Scan the data below for lines holding the word "title", and copy each line found.
***** SUPPLIED MATERIAL
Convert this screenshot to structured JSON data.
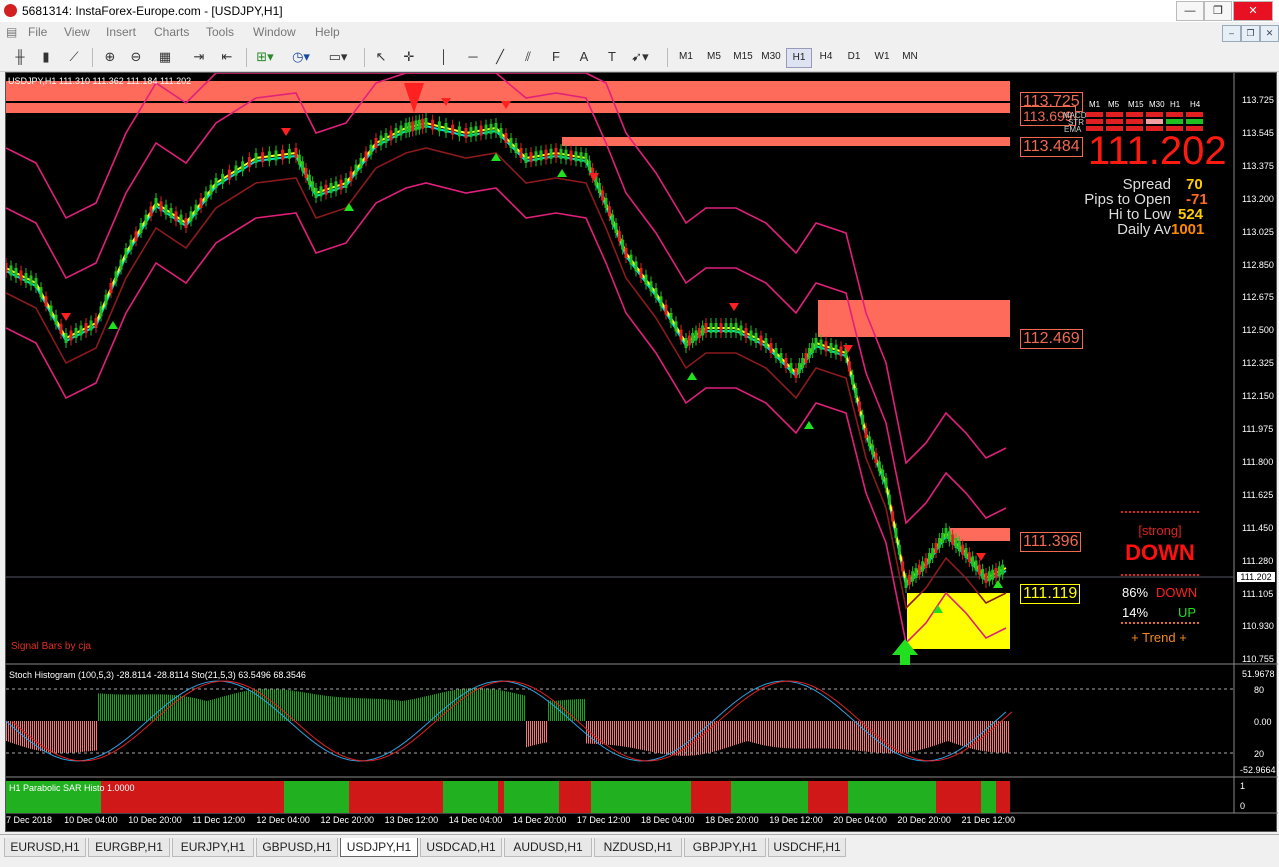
{
  "window": {
    "title": "5681314: InstaForex-Europe.com - [USDJPY,H1]"
  },
  "menu": [
    "File",
    "View",
    "Insert",
    "Charts",
    "Tools",
    "Window",
    "Help"
  ],
  "timeframes": [
    "M1",
    "M5",
    "M15",
    "M30",
    "H1",
    "H4",
    "D1",
    "W1",
    "MN"
  ],
  "active_timeframe": "H1",
  "chart": {
    "header": "USDJPY,H1  111.310 111.362 111.184 111.202",
    "signal_bars_label": "Signal Bars by cja",
    "price_axis": [
      "113.725",
      "113.545",
      "113.375",
      "113.200",
      "113.025",
      "112.850",
      "112.675",
      "112.500",
      "112.325",
      "112.150",
      "111.975",
      "111.800",
      "111.625",
      "111.450",
      "111.280",
      "111.105",
      "110.930",
      "110.755"
    ],
    "current_price_tag": "111.202",
    "levels": [
      {
        "value": "113.725",
        "color": "#f06a50"
      },
      {
        "value": "113.699",
        "color": "#f06a50"
      },
      {
        "value": "113.484",
        "color": "#f06a50"
      },
      {
        "value": "112.469",
        "color": "#f06a50"
      },
      {
        "value": "111.396",
        "color": "#f06a50"
      },
      {
        "value": "111.119",
        "color": "#ffff00"
      }
    ],
    "time_axis": [
      "7 Dec 2018",
      "10 Dec 04:00",
      "10 Dec 20:00",
      "11 Dec 12:00",
      "12 Dec 04:00",
      "12 Dec 20:00",
      "13 Dec 12:00",
      "14 Dec 04:00",
      "14 Dec 20:00",
      "17 Dec 12:00",
      "18 Dec 04:00",
      "18 Dec 20:00",
      "19 Dec 12:00",
      "20 Dec 04:00",
      "20 Dec 20:00",
      "21 Dec 12:00"
    ]
  },
  "info_panel": {
    "tf_headers": [
      "M1",
      "M5",
      "M15",
      "M30",
      "H1",
      "H4"
    ],
    "row_labels": [
      "MACD",
      "STR",
      "EMA"
    ],
    "price": "111.202",
    "stats": [
      {
        "label": "Spread",
        "value": "70",
        "color": "#ffcc00"
      },
      {
        "label": "Pips to Open",
        "value": "-71",
        "color": "#ff6a20"
      },
      {
        "label": "Hi to Low",
        "value": "524",
        "color": "#ffcc00"
      },
      {
        "label": "Daily Av",
        "value": "1001",
        "color": "#ff8a00"
      }
    ]
  },
  "trend_panel": {
    "strength": "[strong]",
    "direction": "DOWN",
    "down_pct": "86%",
    "down_label": "DOWN",
    "up_pct": "14%",
    "up_label": "UP",
    "footer": "+   Trend   +"
  },
  "stoch": {
    "header": "Stoch Histogram (100,5,3) -28.8114 -28.8114  Sto(21,5,3) 63.5496 68.3546",
    "scale": [
      "51.9678",
      "80",
      "0.00",
      "20",
      "-52.9664"
    ]
  },
  "sar": {
    "header": "H1 Parabolic SAR Histo 1.0000",
    "scale": [
      "1",
      "0"
    ],
    "segments": [
      "g",
      "r",
      "g",
      "r",
      "g",
      "r",
      "g",
      "r",
      "g",
      "r",
      "g",
      "r",
      "g",
      "r",
      "g",
      "r",
      "g"
    ]
  },
  "tabs": [
    "EURUSD,H1",
    "EURGBP,H1",
    "EURJPY,H1",
    "GBPUSD,H1",
    "USDJPY,H1",
    "USDCAD,H1",
    "AUDUSD,H1",
    "NZDUSD,H1",
    "GBPJPY,H1",
    "USDCHF,H1"
  ],
  "active_tab": "USDJPY,H1"
}
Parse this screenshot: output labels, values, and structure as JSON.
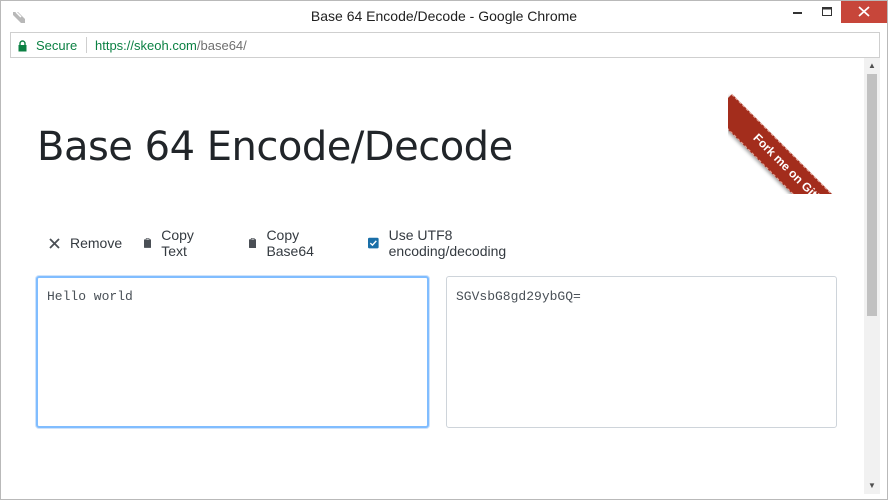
{
  "window": {
    "title": "Base 64 Encode/Decode - Google Chrome"
  },
  "address_bar": {
    "security_label": "Secure",
    "url_host": "https://skeoh.com",
    "url_path": "/base64/"
  },
  "page": {
    "heading": "Base 64 Encode/Decode",
    "ribbon_label": "Fork me on GitHub",
    "toolbar": {
      "remove_label": "Remove",
      "copy_text_label": "Copy Text",
      "copy_base64_label": "Copy Base64",
      "utf8_label": "Use UTF8 encoding/decoding",
      "utf8_checked": true
    },
    "text_input": {
      "value": "Hello world"
    },
    "base64_output": {
      "value": "SGVsbG8gd29ybGQ="
    }
  },
  "colors": {
    "accent": "#1a6fa8",
    "ribbon": "#a32d1c",
    "secure_green": "#0b8043",
    "focus_border": "#80bdff",
    "close_button": "#c7463a"
  }
}
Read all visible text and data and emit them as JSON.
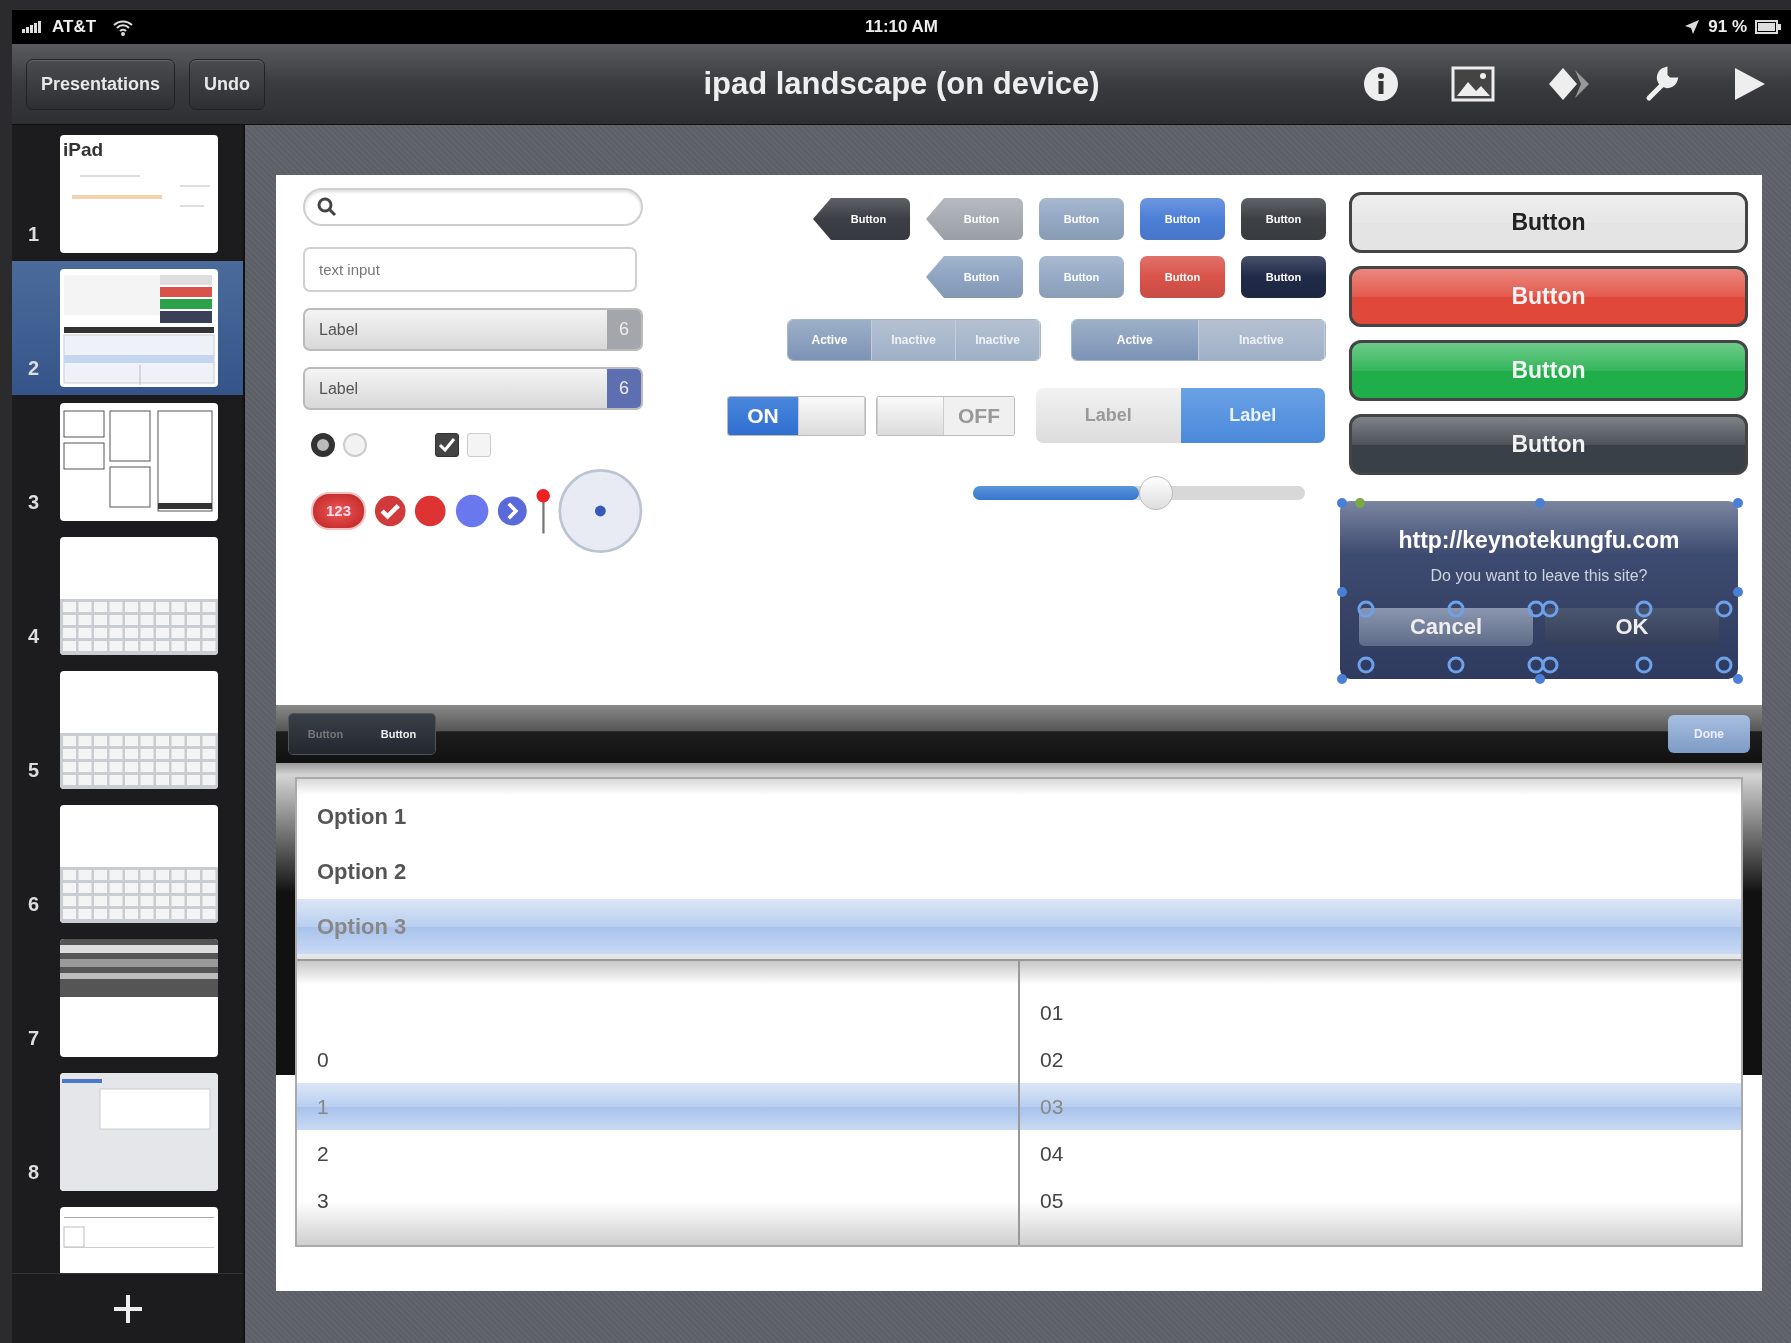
{
  "status_bar": {
    "carrier": "AT&T",
    "time": "11:10 AM",
    "battery": "91 %"
  },
  "toolbar": {
    "buttons": [
      {
        "label": "Presentations"
      },
      {
        "label": "Undo"
      }
    ],
    "title": "ipad landscape (on device)"
  },
  "slides": [
    {
      "number": "1",
      "selected": false,
      "kind": "title",
      "title": "iPad"
    },
    {
      "number": "2",
      "selected": true,
      "kind": "controls"
    },
    {
      "number": "3",
      "selected": false,
      "kind": "lists"
    },
    {
      "number": "4",
      "selected": false,
      "kind": "keyboard"
    },
    {
      "number": "5",
      "selected": false,
      "kind": "keyboard"
    },
    {
      "number": "6",
      "selected": false,
      "kind": "keyboard"
    },
    {
      "number": "7",
      "selected": false,
      "kind": "bars"
    },
    {
      "number": "8",
      "selected": false,
      "kind": "table"
    },
    {
      "selected": false,
      "kind": "form"
    }
  ],
  "canvas": {
    "text_input": {
      "placeholder": "text input"
    },
    "label_rows": [
      {
        "label": "Label",
        "badge": "6",
        "selected": false
      },
      {
        "label": "Label",
        "badge": "6",
        "selected": true
      }
    ],
    "radios": [
      {
        "selected": true
      },
      {
        "selected": false
      }
    ],
    "checkboxes": [
      {
        "checked": true
      },
      {
        "checked": false
      }
    ],
    "count_badge": "123",
    "small_button_rows": [
      {
        "buttons": [
          {
            "label": "Button",
            "kind": "back",
            "color": "#3b3e44"
          },
          {
            "label": "Button",
            "kind": "back",
            "color": "#a7acb3"
          },
          {
            "label": "Button",
            "kind": "plain",
            "color": "#94a8c4"
          },
          {
            "label": "Button",
            "kind": "plain",
            "color": "#4d7fd8"
          },
          {
            "label": "Button",
            "kind": "plain",
            "color": "#3d4045"
          }
        ]
      },
      {
        "buttons": [
          {
            "label": "Button",
            "kind": "back",
            "color": "#8ea4c2"
          },
          {
            "label": "Button",
            "kind": "plain",
            "color": "#97abc6"
          },
          {
            "label": "Button",
            "kind": "plain",
            "color": "#d9534a"
          },
          {
            "label": "Button",
            "kind": "plain",
            "color": "#1f2a48"
          }
        ]
      }
    ],
    "segmented_controls": [
      {
        "segments": [
          {
            "label": "Active",
            "selected": true
          },
          {
            "label": "Inactive",
            "selected": false
          },
          {
            "label": "Inactive",
            "selected": false
          }
        ]
      },
      {
        "segments": [
          {
            "label": "Active",
            "selected": true
          },
          {
            "label": "Inactive",
            "selected": false
          }
        ]
      }
    ],
    "switches": [
      {
        "label": "ON",
        "on": true
      },
      {
        "label": "OFF",
        "on": false
      }
    ],
    "label_segments": [
      {
        "label": "Label",
        "selected": false
      },
      {
        "label": "Label",
        "selected": true
      }
    ],
    "slider": {
      "level": 0.5
    },
    "large_buttons": [
      {
        "label": "Button",
        "color": "#e4e4e4"
      },
      {
        "label": "Button",
        "color": "#e0483a"
      },
      {
        "label": "Button",
        "color": "#1fae4a"
      },
      {
        "label": "Button",
        "color": "#3a4048"
      }
    ],
    "alert": {
      "title": "http://keynotekungfu.com",
      "message": "Do you want to leave this site?",
      "buttons": [
        {
          "label": "Cancel"
        },
        {
          "label": "OK"
        }
      ]
    },
    "picker_toolbar": {
      "segments": [
        {
          "label": "Button",
          "selected": false
        },
        {
          "label": "Button",
          "selected": true
        }
      ],
      "done": "Done"
    },
    "option_list": [
      {
        "label": "Option 1",
        "selected": false
      },
      {
        "label": "Option 2",
        "selected": false
      },
      {
        "label": "Option 3",
        "selected": true
      }
    ],
    "picker_columns": [
      {
        "items": [
          {
            "label": "0",
            "selected": false
          },
          {
            "label": "1",
            "selected": true
          },
          {
            "label": "2",
            "selected": false
          },
          {
            "label": "3",
            "selected": false
          }
        ]
      },
      {
        "items": [
          {
            "label": "01",
            "selected": false
          },
          {
            "label": "02",
            "selected": false
          },
          {
            "label": "03",
            "selected": true
          },
          {
            "label": "04",
            "selected": false
          },
          {
            "label": "05",
            "selected": false
          }
        ]
      }
    ]
  }
}
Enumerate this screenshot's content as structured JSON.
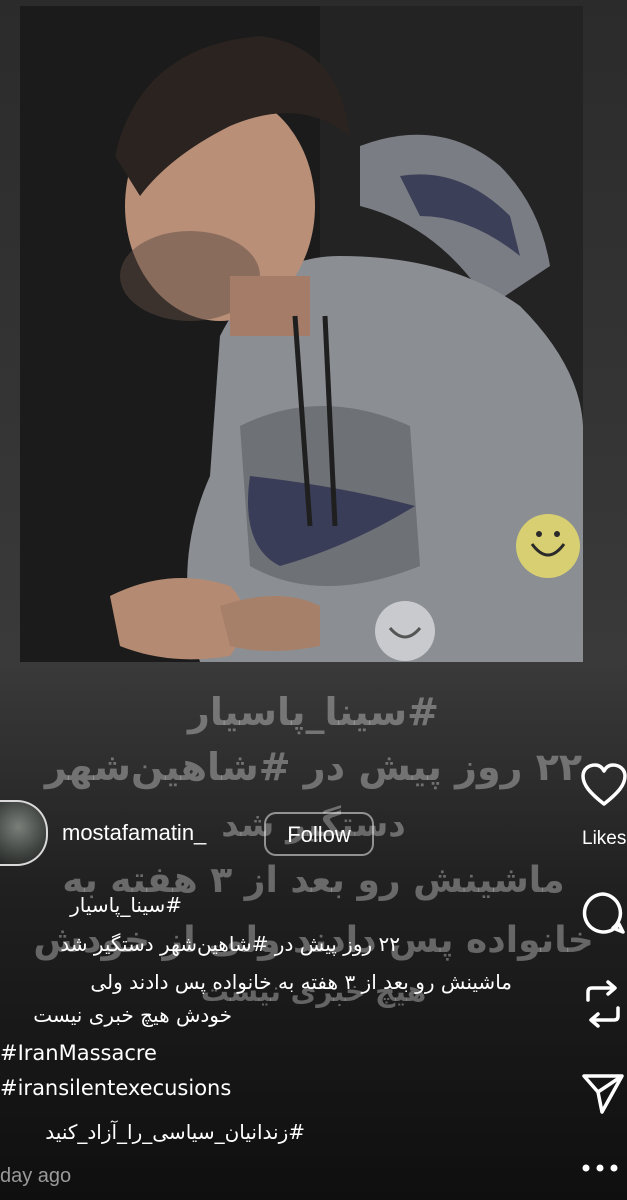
{
  "post": {
    "overlay_lines": [
      "#سینا_پاسیار",
      "۲۲ روز پیش در #شاهین‌شهر",
      "دستگیر شد",
      "ماشینش رو بعد از ۳ هفته به",
      "خانواده پس دادند ولی از خودش",
      "هیچ خبری نیست"
    ],
    "author": {
      "username": "mostafamatin_",
      "follow_label": "Follow"
    },
    "caption": [
      "#سینا_پاسیار",
      "۲۲ روز پیش در #شاهین‌شهر دستگیر شد",
      "ماشینش رو بعد از ۳ هفته به خانواده پس دادند  ولی",
      "خودش هیچ خبری نیست",
      "#IranMassacre",
      "#iransilentexecusions",
      "#زندانیان_سیاسی_را_آزاد_کنید"
    ],
    "time_ago": "day ago"
  },
  "actions": {
    "likes_label": "Likes",
    "icons": [
      "heart-icon",
      "comment-icon",
      "repost-icon",
      "share-icon",
      "more-icon"
    ]
  },
  "colors": {
    "background": "#2f2f2f",
    "text": "#ffffff",
    "muted": "#9a9a9a"
  }
}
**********
RESPONSE TO THE TASK =>
    "title": "5681314: InstaForex-Europe.com - [USDJPY,H1]"
    "title": "Base 64 Encode/Decode - Google Chrome"
    "title": "ipad landscape (on device)"
      "kind": "title",
      "title": "iPad"
      "title": "http://keynotekungfu.com",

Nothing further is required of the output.